Work instructions: Count the lines in the records beneath this task that contain the string "text", then give the count by itself.

Data provided:
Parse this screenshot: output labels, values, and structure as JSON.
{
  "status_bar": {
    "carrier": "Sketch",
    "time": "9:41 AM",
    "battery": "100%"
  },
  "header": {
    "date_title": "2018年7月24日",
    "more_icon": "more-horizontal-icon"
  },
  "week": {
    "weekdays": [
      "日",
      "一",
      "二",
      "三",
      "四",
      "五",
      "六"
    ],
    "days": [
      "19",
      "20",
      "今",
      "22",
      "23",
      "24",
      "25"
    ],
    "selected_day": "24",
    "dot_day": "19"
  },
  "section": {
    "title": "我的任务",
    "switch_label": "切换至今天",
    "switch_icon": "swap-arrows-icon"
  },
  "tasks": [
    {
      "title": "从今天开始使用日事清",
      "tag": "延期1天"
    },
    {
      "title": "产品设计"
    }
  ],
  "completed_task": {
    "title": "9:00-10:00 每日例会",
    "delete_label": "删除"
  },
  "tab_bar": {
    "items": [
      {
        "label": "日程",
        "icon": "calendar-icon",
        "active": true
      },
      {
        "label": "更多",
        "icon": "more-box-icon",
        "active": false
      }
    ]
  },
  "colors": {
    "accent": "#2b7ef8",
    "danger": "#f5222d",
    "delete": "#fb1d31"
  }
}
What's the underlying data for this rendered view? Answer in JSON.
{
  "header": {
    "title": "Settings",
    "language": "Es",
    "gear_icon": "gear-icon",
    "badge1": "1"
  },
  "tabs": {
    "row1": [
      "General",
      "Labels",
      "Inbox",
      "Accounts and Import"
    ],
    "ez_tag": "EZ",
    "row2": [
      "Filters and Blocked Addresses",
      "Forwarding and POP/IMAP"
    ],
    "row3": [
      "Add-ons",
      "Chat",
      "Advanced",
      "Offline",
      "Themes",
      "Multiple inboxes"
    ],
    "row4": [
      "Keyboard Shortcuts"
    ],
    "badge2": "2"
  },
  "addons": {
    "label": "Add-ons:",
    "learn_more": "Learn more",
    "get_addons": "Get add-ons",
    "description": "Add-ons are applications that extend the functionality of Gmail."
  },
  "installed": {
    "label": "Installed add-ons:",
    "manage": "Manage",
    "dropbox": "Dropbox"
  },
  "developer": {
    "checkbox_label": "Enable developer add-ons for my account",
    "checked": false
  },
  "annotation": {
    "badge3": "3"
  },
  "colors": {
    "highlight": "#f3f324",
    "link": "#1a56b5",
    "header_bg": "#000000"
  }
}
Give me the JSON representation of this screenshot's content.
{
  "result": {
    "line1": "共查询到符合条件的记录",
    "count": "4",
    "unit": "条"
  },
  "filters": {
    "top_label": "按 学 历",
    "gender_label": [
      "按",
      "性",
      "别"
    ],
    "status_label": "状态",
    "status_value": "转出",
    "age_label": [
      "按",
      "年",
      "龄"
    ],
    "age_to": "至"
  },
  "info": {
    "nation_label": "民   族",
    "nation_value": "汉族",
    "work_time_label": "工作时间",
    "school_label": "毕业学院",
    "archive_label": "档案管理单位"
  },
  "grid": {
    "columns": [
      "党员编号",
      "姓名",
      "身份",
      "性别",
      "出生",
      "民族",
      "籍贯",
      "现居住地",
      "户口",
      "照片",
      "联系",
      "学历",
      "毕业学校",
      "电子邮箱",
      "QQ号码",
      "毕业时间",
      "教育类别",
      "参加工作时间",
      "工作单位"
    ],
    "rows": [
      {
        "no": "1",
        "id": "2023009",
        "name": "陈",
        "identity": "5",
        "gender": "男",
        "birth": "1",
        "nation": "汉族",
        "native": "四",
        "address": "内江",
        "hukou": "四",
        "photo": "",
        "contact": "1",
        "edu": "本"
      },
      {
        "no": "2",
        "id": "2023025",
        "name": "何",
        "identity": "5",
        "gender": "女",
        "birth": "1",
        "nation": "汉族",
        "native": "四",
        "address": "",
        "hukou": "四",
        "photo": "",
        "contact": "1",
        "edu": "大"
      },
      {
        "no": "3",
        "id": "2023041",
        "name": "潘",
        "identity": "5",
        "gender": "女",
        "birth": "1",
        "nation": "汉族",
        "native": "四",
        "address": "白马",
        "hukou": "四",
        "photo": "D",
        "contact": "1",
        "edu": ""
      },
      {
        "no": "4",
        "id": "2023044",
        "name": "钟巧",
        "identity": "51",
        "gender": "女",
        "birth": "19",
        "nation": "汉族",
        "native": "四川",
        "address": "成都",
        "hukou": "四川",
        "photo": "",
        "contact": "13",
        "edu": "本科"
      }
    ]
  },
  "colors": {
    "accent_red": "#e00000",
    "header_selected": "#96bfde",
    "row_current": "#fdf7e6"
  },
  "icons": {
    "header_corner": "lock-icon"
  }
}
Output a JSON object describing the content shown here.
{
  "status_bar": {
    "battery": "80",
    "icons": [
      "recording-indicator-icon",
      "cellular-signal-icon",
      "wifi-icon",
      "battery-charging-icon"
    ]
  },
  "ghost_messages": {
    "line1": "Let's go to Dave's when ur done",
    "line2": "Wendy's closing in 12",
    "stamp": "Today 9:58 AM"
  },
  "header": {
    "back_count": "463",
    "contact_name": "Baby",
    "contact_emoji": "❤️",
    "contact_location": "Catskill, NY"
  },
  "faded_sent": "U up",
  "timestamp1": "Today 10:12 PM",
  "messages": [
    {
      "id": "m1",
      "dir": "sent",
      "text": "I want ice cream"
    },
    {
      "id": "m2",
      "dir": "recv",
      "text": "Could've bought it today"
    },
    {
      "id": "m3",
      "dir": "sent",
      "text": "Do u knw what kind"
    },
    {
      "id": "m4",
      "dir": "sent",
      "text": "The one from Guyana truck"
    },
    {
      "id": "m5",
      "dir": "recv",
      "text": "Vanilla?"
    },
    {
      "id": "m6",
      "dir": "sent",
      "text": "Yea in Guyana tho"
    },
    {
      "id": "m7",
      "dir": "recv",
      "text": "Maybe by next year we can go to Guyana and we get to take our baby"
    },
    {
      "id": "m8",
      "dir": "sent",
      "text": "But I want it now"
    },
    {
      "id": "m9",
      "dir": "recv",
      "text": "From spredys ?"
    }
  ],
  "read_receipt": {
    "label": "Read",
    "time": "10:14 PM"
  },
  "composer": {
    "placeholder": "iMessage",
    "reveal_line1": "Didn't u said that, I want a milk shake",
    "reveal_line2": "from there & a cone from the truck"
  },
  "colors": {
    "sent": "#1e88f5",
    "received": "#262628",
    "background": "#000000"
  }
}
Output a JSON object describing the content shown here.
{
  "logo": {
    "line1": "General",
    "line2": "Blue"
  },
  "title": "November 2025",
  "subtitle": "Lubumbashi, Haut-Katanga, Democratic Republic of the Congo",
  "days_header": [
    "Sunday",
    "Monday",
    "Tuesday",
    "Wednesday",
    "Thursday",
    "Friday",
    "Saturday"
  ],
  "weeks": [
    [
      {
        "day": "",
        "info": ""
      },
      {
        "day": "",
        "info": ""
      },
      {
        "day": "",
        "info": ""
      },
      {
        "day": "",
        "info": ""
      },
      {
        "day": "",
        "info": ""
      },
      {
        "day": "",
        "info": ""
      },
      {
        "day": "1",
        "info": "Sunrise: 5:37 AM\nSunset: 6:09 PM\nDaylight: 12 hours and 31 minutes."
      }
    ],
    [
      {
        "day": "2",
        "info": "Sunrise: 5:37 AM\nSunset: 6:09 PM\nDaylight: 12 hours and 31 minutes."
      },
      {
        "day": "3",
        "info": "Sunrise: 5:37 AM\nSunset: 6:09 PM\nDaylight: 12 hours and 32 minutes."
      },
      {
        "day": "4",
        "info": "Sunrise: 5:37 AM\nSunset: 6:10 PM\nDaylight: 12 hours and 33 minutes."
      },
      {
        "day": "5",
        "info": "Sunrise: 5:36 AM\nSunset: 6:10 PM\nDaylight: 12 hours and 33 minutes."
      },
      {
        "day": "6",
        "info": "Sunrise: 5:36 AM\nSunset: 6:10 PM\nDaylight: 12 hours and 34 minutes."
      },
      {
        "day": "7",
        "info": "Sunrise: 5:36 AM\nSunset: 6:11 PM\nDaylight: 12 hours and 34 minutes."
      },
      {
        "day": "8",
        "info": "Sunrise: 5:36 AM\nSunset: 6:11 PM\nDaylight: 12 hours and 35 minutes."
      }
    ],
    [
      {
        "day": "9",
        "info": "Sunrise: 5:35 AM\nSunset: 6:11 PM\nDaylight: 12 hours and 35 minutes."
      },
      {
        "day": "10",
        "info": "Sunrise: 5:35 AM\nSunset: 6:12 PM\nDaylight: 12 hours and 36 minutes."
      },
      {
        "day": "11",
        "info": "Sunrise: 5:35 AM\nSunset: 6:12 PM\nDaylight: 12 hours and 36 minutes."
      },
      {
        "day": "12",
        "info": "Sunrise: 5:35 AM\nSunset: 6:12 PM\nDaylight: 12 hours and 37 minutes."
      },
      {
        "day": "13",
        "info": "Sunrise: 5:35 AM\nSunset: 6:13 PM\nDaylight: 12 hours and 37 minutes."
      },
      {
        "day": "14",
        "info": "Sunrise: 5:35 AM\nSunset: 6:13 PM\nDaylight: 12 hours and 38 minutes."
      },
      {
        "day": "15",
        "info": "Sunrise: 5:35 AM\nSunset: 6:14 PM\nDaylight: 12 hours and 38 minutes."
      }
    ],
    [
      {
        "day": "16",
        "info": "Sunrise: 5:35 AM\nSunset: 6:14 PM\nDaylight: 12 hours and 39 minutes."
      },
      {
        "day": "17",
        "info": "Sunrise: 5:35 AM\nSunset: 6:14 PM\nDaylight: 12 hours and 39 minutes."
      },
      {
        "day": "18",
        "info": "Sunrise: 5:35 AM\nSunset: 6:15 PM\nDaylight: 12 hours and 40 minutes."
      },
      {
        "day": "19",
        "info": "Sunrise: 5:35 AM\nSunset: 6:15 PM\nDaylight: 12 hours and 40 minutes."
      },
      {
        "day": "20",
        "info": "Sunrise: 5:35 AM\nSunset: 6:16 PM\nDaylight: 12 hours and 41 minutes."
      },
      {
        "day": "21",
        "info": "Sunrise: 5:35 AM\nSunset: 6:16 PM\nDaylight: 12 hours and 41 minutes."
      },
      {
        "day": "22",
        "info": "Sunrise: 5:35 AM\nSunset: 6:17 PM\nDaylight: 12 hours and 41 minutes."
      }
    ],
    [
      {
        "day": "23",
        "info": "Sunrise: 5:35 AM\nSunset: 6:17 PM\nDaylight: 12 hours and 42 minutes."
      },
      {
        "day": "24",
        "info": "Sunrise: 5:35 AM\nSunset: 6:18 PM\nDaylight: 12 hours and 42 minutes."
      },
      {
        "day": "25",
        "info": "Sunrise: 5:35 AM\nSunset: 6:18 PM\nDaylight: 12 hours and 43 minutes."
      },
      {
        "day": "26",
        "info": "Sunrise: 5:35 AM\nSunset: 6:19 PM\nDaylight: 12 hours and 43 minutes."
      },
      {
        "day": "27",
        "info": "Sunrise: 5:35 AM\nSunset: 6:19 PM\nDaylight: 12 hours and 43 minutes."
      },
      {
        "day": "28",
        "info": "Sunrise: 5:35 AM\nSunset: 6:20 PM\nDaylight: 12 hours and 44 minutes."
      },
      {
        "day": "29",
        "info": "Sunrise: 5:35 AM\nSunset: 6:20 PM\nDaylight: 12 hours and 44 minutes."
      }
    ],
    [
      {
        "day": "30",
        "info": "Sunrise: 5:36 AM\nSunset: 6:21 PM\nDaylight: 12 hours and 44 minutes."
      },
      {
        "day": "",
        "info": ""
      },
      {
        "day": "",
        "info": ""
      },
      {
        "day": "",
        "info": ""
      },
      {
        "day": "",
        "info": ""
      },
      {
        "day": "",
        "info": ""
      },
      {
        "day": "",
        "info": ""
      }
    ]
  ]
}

Solution to the exercise: 9